→ Your task
Within these entries, which lines include the string "this"? Copy each one.

**** Input data ****

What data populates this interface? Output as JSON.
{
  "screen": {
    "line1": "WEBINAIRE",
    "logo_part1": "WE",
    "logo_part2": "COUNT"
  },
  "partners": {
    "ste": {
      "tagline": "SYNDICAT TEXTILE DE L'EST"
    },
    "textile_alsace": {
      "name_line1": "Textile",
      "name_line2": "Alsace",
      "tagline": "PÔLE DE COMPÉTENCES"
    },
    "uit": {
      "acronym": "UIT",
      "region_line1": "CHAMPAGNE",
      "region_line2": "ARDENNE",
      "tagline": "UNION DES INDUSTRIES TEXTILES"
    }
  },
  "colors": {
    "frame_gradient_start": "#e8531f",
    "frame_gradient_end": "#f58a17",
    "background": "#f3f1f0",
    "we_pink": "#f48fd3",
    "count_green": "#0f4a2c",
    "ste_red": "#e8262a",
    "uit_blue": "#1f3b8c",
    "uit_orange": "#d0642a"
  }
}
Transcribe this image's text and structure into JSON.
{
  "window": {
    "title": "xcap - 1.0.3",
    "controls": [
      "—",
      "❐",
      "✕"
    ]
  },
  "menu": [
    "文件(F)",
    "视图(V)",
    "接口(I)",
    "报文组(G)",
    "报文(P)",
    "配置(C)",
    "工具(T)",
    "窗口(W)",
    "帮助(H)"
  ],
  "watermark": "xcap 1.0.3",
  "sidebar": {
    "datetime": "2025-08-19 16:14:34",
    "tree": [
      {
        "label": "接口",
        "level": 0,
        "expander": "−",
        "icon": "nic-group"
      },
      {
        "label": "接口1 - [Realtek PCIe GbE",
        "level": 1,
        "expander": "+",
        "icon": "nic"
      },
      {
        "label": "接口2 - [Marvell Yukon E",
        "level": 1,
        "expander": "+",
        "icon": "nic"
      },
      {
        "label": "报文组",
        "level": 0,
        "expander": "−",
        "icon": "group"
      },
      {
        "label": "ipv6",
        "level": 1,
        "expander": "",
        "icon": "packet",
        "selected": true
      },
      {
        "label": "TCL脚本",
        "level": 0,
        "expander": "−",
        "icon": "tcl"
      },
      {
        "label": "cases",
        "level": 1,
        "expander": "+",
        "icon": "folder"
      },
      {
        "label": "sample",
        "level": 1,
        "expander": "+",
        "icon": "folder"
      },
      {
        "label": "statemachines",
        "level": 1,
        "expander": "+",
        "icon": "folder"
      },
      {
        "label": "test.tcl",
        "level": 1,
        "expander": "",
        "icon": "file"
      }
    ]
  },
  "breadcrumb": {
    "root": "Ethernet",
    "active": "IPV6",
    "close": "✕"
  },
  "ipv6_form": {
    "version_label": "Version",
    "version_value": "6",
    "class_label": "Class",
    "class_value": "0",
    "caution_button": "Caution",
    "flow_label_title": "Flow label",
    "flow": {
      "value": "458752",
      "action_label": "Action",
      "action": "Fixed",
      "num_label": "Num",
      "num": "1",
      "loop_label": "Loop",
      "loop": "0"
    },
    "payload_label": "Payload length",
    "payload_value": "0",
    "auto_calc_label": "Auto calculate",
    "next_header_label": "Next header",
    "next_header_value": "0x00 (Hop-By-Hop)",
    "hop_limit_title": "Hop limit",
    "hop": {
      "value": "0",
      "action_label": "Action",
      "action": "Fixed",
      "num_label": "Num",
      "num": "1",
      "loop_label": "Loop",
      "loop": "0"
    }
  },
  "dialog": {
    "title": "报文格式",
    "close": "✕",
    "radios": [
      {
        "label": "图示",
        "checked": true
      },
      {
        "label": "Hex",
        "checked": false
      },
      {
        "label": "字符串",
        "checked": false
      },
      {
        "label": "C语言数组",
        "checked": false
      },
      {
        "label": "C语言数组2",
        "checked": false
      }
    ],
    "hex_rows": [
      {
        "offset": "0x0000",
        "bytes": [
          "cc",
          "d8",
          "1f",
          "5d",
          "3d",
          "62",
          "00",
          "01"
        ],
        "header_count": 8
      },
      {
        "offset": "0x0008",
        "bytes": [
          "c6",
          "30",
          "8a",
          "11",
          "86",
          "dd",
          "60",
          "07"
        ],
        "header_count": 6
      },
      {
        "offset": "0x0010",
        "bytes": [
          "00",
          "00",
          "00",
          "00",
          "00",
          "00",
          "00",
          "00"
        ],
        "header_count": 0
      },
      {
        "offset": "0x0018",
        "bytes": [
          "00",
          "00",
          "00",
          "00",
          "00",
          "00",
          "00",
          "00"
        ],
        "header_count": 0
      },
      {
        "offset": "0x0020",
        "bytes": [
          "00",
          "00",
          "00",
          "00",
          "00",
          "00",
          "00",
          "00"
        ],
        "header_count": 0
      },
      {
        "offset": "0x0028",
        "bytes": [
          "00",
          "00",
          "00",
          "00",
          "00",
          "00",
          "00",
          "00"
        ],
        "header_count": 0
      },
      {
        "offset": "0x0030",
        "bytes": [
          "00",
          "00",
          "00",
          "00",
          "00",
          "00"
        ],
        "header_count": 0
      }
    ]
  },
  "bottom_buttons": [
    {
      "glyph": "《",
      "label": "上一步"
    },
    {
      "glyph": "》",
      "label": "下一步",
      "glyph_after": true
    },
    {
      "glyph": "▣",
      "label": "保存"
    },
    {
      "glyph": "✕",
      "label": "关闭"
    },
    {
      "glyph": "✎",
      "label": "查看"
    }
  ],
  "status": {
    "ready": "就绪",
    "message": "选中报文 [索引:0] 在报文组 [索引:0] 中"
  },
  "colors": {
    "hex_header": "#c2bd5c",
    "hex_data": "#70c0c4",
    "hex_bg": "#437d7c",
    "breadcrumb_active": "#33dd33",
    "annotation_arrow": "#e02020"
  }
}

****

→ Exercise answer
What data populates this interface? Output as JSON.
Transcribe this image's text and structure into JSON.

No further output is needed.